The International Day of Peace was celebrated in the Lebanese capital of Beirut on Wednesday with special events in a country where more than 144,000 people, mostly civilians, were killed during two decades of conflict.
The Lebanese Medical Students’ International Committee in collaboration with the Ministry of Culture and the United Nations Information Centre organised events, including workshops to address topics such as inner peace, non-violent communication, conflict resolution and human rights.
"Lebanese society is still suffering from the aftermath of the civil war and it is important to remember that and for us to promote peace in a non-political way – that’s why we set up this committee," said Sora al-Rowas, the chairperson of the event on behalf of the medical students committee.
"We hope our efforts will encourage others too," she said in remarks following a news conference. Al-Rowas hails from Oman and explained that she hopes to promotes peace and human rights in Lebanon. "Peace has no nationality and we should all work together in harmony."
At the briefing, the personal representative of the UN Secretary-General for southern Lebanon, Geir Pedersen, read out a message from Kofi Annan.
"On this International Day of Peace, let us honour those who have suffered from violence and armed conflict and let us pledge to do our utmost to carry out the important decisions on peace taken by last week’s World Summit," he said, noting that "the Lebanese know better than most the cost of social conflict."
During the conflict, nearly 1 million people left the country, which now has an estimated 4 million people. In addition, some 800,000 were displaced, with 450,000 still to return to their native regions, according to the UN.
Pedersen also referred to the tragic sequence of events this year following the assassination of former Lebanese Prime Minister Rafiq al-Hariri in February, pledging that the international community was committed in working to make the territory "free from outside interference".
The UN is currently conducting an investigation into the death of al-Hariri and there has been much speculative reporting in relation to Syria’s involvement in Lebanese affairs and recent instability.
Syria had some 15,000 troops based in Lebanon for 29 years.

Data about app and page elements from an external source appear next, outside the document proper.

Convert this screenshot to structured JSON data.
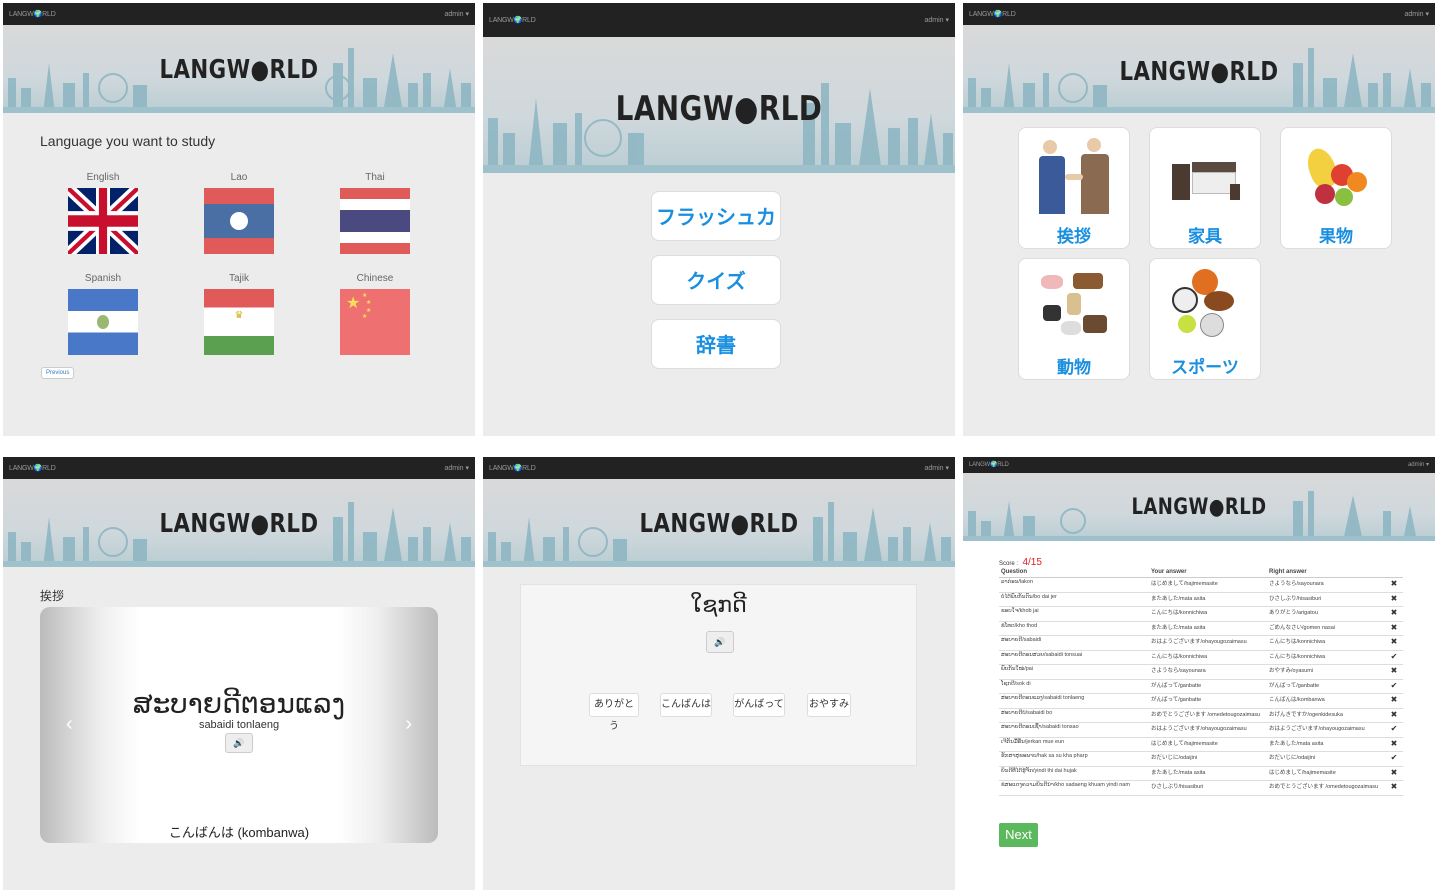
{
  "app": {
    "brand": "LANGW🌍RLD",
    "logo_text": "LANGW●RLD",
    "user_menu": "admin ▾"
  },
  "colors": {
    "accent_blue": "#1a8fe0",
    "score_red": "#e02020",
    "next_green": "#5cb85c",
    "navbar": "#222222"
  },
  "p1": {
    "heading": "Language you want to study",
    "languages": [
      {
        "label": "English",
        "flag": "uk-flag"
      },
      {
        "label": "Lao",
        "flag": "lao-flag"
      },
      {
        "label": "Thai",
        "flag": "thai-flag"
      },
      {
        "label": "Spanish",
        "flag": "el-salvador-flag"
      },
      {
        "label": "Tajik",
        "flag": "tajik-flag"
      },
      {
        "label": "Chinese",
        "flag": "china-flag"
      }
    ],
    "previous_label": "Previous"
  },
  "p2": {
    "buttons": [
      "フラッシュカード",
      "クイズ",
      "辞書"
    ]
  },
  "p3": {
    "categories": [
      "挨拶",
      "家具",
      "果物",
      "動物",
      "スポーツ"
    ]
  },
  "p4": {
    "heading": "挨拶",
    "lao_word": "ສະບາຍດີຕອນແລງ",
    "romanization": "sabaidi tonlaeng",
    "translation": "こんばんは (kombanwa)",
    "prev_arrow": "‹",
    "next_arrow": "›"
  },
  "p5": {
    "word": "ໃຊກດີ",
    "options": [
      "ありがとう",
      "こんばんは",
      "がんばって",
      "おやすみ"
    ]
  },
  "p6": {
    "score_label": "Score :",
    "score_value": "4/15",
    "headers": [
      "Question",
      "Your answer",
      "Right answer"
    ],
    "rows": [
      [
        "ລາກ່ອນ/lakon",
        "はじめまして/hajimemasite",
        "さようなら/sayounara",
        "✖"
      ],
      [
        "ບໍ່ໄດ້ພົບກັນດົນ/bo dai jer",
        "またあした/mata asita",
        "ひさしぶり/hisasiburi",
        "✖"
      ],
      [
        "ຂອບໃຈ/khob jai",
        "こんにちは/konnichiwa",
        "ありがとう/arigatou",
        "✖"
      ],
      [
        "ຂໍໂທດ/kho thod",
        "またあした/mata asita",
        "ごめんなさい/gomen nasai",
        "✖"
      ],
      [
        "ສະບາຍດີ/sabaidi",
        "おはようございます/ohayougozaimasu",
        "こんにちは/konnichiwa",
        "✖"
      ],
      [
        "ສະບາຍດີຕອນສວຍ/sabaidi tonsuai",
        "こんにちは/konnichiwa",
        "こんにちは/konnichiwa",
        "✔"
      ],
      [
        "ພົບກັນໃໝ່/pai",
        "さようなら/sayounara",
        "おやすみ/oyasumi",
        "✖"
      ],
      [
        "ໂຊກດີ/sok di",
        "がんばって/ganbatte",
        "がんばって/ganbatte",
        "✔"
      ],
      [
        "ສະບາຍດີຕອນແລງ/sabaidi tonlaeng",
        "がんばって/ganbatte",
        "こんばんは/kombanwa",
        "✖"
      ],
      [
        "ສະບາຍດີບໍ/sabaidi bo",
        "おめでとうございます /omedetougozaimasu",
        "おげんきですか/ogenkidesuka",
        "✖"
      ],
      [
        "ສະບາຍດີຕອນເຊົ້າ/sabaidi tonsao",
        "おはようございます/ohayougozaimasu",
        "おはようございます/ohayougozaimasu",
        "✔"
      ],
      [
        "ເຈີກັນມື້ອື່ນ/jerkan mue eun",
        "はじめまして/hajimemasite",
        "またあした/mata asita",
        "✖"
      ],
      [
        "ຮັກສາສຸຂະພາບ/hak sa su kha pharp",
        "おだいじに/odaijini",
        "おだいじに/odaijini",
        "✔"
      ],
      [
        "ຍິນດີທີ່ໄດ້ຮູ້ຈັກ/yindi thi dai hujak",
        "またあした/mata asita",
        "はじめまして/hajimemasite",
        "✖"
      ],
      [
        "ຂໍສະແດງຄວາມຍິນດີນຳ/kho sadaeng khuam yindi nam",
        "ひさしぶり/hisasiburi",
        "おめでとうございます /omedetougozaimasu",
        "✖"
      ]
    ],
    "next_label": "Next"
  }
}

Damascus finally withdrew its forces in April 2005 after al-Hariri’s death led to increased international pressure and demonstrations by the Lebanese people.
To mark the end of the activities for peace day in Beirut, a concert was held by the National Orchestra of Nowherestan, a mixture of artists brought together by renowned Lebanese artist, Michel Elefteriades.
This article was produced by IRIN News while it was part of the United Nations Office for the Coordination of Humanitarian Affairs. Please send queries on copyright or liability to the UN. For more information: https://shop.un.org/rights-permissions
Help make quality journalism about crises possible
The New Humanitarian is an independent, non-profit newsroom founded in 1995. We deliver quality, reliable journalism about crises and big issues impacting the world today. Our reporting on humanitarian aid has uncovered sex scandals, scams, data breaches, corruption, and much more.
Our readers trust us to hold power in the multi-billion-dollar aid sector accountable and to amplify the voices of those impacted by crises. We’re on the ground, reporting from the front lines, to bring you the inside story.
We keep our journalism free – no paywalls – thanks to the support of donors and readers like you who believe we need more independent journalism in the world. Your contribution means we can continue delivering award-winning journalism about crises.